▶ [EXERCISE BRIEF]
Copy every line of the records that includes the word "FREE".

══ DATA SHOWN ══

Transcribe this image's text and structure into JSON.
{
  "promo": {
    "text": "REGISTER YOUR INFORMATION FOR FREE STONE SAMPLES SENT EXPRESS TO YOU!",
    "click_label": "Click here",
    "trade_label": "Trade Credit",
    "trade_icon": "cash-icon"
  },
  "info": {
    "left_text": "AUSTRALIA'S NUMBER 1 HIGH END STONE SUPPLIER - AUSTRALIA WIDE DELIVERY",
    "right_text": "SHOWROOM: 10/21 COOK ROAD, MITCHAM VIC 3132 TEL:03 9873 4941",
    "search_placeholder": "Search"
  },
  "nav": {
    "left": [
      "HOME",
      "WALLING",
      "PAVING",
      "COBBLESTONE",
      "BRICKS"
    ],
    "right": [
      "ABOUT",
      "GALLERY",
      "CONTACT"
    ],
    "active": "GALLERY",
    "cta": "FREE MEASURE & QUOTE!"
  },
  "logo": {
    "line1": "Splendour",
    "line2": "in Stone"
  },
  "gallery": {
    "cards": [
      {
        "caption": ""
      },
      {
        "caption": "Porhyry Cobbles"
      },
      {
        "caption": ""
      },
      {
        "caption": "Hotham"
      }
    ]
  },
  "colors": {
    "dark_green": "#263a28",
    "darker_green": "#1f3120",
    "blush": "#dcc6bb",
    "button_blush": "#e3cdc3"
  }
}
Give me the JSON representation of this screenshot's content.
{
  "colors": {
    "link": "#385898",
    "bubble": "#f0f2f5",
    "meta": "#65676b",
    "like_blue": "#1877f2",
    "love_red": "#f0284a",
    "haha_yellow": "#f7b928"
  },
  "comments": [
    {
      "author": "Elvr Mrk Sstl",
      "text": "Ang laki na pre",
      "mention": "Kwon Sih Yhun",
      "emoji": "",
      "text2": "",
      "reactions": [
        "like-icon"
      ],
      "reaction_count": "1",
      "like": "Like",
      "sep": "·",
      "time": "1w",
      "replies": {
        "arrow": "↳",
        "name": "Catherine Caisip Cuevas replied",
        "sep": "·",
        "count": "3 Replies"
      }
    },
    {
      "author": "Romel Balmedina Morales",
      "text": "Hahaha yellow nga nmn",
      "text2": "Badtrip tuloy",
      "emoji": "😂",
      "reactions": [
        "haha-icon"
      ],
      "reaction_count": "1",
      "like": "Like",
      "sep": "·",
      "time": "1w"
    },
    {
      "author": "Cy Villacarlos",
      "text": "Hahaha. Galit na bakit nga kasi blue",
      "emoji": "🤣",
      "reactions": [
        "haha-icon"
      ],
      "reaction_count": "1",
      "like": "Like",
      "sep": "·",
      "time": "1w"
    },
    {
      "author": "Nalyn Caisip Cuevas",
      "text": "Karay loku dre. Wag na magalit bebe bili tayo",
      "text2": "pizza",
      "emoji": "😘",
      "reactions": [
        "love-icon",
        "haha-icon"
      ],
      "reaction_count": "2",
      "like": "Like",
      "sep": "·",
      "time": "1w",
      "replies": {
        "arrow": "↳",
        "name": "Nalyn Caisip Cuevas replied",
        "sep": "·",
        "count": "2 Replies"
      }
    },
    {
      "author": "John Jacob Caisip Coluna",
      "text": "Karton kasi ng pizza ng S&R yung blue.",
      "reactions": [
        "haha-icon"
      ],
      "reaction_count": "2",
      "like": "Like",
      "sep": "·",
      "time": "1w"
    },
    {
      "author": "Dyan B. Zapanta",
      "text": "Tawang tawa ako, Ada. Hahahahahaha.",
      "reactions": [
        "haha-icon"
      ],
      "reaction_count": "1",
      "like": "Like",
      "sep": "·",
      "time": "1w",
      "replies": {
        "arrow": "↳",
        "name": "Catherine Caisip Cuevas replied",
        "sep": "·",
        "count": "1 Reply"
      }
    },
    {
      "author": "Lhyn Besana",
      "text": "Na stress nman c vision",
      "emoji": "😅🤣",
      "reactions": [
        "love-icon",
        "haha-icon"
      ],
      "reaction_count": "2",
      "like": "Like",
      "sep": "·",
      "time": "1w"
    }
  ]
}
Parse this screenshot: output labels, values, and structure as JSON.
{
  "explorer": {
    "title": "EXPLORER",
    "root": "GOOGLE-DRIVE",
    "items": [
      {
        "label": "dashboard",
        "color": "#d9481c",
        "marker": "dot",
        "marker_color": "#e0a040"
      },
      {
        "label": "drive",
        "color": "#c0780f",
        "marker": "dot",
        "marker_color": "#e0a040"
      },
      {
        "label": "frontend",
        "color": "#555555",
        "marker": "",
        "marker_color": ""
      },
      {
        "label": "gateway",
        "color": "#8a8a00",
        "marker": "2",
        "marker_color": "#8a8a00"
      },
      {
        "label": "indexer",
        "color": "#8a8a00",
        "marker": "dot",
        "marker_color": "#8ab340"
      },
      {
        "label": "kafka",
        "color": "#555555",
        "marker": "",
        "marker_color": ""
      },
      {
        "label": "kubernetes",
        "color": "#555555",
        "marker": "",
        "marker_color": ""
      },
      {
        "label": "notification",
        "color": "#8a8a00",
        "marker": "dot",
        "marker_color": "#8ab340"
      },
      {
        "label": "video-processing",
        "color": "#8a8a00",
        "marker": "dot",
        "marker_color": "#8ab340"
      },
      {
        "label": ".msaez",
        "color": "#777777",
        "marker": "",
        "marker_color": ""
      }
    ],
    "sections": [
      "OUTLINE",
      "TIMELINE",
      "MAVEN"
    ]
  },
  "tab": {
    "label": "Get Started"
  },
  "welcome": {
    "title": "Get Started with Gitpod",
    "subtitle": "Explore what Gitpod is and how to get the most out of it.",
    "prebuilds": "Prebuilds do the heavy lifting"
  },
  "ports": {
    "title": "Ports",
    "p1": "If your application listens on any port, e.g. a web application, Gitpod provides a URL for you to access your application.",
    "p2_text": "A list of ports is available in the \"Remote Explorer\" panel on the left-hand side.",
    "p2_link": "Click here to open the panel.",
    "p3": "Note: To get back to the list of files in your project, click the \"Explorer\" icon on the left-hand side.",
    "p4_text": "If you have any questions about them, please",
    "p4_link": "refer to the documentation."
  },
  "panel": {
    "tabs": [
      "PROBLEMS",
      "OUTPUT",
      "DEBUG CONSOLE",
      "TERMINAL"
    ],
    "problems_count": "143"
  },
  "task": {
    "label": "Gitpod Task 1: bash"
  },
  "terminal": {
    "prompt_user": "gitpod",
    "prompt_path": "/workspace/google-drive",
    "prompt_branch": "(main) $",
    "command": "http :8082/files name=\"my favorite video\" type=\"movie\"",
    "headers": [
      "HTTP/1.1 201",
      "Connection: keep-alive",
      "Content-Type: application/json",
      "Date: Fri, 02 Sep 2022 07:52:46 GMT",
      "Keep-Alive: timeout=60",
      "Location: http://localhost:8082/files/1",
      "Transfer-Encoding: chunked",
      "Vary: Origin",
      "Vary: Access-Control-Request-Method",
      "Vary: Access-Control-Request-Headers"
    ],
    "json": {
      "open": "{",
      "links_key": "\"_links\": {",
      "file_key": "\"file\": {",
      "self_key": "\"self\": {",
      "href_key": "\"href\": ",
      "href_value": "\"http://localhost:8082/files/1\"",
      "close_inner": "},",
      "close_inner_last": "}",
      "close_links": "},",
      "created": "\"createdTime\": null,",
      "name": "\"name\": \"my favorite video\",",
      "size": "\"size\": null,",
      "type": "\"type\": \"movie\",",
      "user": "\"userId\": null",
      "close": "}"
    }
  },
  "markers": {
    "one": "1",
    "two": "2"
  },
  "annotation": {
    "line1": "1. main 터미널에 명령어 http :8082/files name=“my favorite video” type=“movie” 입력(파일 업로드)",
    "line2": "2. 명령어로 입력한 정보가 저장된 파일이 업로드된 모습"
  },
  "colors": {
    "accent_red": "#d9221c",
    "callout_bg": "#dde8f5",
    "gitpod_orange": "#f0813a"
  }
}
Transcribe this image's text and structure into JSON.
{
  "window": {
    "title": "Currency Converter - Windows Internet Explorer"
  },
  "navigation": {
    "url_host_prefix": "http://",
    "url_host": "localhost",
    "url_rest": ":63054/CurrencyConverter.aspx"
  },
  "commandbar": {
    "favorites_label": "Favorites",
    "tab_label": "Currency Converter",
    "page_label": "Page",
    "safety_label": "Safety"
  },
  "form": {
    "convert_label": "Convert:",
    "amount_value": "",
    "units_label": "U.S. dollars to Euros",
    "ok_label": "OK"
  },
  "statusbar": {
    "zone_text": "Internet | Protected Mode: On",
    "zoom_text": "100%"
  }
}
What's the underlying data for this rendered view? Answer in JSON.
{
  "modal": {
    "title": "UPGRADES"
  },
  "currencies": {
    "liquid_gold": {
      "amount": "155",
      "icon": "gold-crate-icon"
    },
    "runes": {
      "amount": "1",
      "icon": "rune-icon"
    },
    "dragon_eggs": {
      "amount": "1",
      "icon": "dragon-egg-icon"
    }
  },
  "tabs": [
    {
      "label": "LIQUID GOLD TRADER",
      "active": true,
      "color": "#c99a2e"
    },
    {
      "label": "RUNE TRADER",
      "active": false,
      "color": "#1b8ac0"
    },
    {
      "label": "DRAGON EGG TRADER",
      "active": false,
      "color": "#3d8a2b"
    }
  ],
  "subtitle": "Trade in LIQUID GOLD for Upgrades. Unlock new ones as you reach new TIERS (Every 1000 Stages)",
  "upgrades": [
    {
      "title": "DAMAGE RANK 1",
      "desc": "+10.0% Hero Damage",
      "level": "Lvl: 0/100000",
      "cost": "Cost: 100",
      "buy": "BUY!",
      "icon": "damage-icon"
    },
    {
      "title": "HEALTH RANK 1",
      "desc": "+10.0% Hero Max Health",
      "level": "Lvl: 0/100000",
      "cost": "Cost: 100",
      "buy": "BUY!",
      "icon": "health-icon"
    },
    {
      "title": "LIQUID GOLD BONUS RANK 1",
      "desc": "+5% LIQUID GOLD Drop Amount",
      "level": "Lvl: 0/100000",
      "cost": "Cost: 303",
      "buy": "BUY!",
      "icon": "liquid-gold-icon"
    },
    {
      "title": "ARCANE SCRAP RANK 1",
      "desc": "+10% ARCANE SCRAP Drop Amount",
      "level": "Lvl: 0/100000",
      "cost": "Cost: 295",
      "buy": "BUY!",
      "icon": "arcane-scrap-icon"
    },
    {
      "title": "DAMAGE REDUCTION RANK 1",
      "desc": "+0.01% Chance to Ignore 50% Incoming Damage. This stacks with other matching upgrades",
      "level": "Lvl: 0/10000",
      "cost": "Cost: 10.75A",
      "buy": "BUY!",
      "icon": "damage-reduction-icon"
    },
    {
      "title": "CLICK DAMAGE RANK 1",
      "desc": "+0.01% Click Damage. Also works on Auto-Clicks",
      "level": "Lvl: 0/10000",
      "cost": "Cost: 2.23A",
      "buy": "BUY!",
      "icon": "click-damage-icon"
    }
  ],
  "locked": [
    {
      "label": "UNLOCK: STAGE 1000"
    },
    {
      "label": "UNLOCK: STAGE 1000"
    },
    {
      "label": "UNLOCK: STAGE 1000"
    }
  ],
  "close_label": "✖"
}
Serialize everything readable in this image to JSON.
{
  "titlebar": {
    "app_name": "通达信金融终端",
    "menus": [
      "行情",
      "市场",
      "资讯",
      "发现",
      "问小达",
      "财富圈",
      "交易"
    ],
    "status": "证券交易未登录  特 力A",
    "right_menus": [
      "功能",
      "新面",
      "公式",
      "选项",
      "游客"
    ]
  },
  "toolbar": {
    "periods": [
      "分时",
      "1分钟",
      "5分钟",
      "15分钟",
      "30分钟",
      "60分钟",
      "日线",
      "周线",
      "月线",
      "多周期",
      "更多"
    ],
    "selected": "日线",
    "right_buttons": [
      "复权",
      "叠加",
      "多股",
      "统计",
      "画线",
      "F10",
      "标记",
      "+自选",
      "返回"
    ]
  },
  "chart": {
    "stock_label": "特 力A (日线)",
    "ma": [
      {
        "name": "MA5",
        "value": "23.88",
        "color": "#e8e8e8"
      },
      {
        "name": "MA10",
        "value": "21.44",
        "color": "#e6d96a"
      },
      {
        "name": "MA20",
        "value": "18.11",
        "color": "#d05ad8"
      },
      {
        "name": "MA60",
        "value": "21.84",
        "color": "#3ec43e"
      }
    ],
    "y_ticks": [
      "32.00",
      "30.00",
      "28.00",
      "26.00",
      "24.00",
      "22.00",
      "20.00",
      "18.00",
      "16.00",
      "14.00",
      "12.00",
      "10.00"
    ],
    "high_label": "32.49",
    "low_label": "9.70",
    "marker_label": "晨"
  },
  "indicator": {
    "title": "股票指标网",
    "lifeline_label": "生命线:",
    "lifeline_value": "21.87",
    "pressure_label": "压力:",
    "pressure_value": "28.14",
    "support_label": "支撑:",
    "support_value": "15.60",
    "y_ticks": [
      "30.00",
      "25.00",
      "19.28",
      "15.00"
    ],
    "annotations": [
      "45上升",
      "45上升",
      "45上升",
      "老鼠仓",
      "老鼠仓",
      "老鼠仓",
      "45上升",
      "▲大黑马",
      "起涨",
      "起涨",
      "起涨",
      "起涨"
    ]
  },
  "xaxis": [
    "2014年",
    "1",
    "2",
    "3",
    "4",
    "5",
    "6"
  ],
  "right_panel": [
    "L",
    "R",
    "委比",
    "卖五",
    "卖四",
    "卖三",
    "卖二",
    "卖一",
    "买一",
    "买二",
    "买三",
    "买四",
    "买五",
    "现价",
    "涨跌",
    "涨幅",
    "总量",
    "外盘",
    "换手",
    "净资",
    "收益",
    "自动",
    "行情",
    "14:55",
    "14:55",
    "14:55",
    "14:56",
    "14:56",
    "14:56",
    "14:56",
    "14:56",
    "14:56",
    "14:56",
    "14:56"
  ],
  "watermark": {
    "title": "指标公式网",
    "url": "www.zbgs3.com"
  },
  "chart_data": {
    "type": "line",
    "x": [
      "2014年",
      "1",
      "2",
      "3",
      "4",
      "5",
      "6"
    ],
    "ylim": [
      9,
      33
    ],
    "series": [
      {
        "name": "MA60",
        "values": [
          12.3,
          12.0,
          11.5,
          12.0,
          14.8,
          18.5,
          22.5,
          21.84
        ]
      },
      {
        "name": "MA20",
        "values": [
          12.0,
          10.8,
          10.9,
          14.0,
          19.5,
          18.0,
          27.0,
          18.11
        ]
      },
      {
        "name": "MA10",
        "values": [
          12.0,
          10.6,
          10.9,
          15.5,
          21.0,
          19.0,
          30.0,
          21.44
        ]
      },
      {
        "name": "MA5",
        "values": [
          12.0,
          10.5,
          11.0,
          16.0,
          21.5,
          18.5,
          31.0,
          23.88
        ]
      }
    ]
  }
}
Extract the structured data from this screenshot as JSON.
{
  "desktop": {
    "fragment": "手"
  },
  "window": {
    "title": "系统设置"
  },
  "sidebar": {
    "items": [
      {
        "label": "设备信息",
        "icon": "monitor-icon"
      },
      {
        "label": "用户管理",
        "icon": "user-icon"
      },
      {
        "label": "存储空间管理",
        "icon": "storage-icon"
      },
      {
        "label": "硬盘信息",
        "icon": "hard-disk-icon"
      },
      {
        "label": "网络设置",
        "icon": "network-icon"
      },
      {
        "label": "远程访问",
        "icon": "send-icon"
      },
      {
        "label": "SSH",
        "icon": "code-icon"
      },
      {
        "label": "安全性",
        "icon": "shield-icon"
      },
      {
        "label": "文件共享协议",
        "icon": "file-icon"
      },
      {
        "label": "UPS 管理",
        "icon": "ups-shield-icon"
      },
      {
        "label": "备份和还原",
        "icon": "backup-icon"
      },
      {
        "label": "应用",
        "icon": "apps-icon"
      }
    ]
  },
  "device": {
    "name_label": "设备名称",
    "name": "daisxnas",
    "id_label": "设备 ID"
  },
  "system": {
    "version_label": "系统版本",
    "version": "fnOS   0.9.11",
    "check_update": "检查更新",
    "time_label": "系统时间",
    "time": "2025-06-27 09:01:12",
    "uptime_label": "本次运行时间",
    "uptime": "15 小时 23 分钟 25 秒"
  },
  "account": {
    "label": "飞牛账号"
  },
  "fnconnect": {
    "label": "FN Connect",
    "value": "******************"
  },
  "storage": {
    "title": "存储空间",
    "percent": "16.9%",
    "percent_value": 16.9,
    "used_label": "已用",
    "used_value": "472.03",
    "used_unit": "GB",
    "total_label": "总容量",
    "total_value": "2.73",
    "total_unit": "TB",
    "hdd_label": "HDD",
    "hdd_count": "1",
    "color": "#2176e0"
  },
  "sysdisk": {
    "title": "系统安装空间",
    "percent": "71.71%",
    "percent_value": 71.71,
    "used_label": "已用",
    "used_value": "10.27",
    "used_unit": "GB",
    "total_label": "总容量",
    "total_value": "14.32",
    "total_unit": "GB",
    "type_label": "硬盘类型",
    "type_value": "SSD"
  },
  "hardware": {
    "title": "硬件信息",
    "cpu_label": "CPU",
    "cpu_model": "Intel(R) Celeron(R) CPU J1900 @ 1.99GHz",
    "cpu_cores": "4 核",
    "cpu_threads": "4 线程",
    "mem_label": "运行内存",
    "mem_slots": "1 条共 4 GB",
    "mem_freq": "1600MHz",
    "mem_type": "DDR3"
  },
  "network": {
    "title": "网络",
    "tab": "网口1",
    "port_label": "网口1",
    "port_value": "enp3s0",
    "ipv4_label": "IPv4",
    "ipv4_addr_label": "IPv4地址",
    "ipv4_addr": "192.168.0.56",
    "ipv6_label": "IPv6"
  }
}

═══

▶ [RESPONSE BELOW]
    "text": "REGISTER YOUR INFORMATION FOR FREE STONE SAMPLES SENT EXPRESS TO YOU!",
    "cta": "FREE MEASURE & QUOTE!"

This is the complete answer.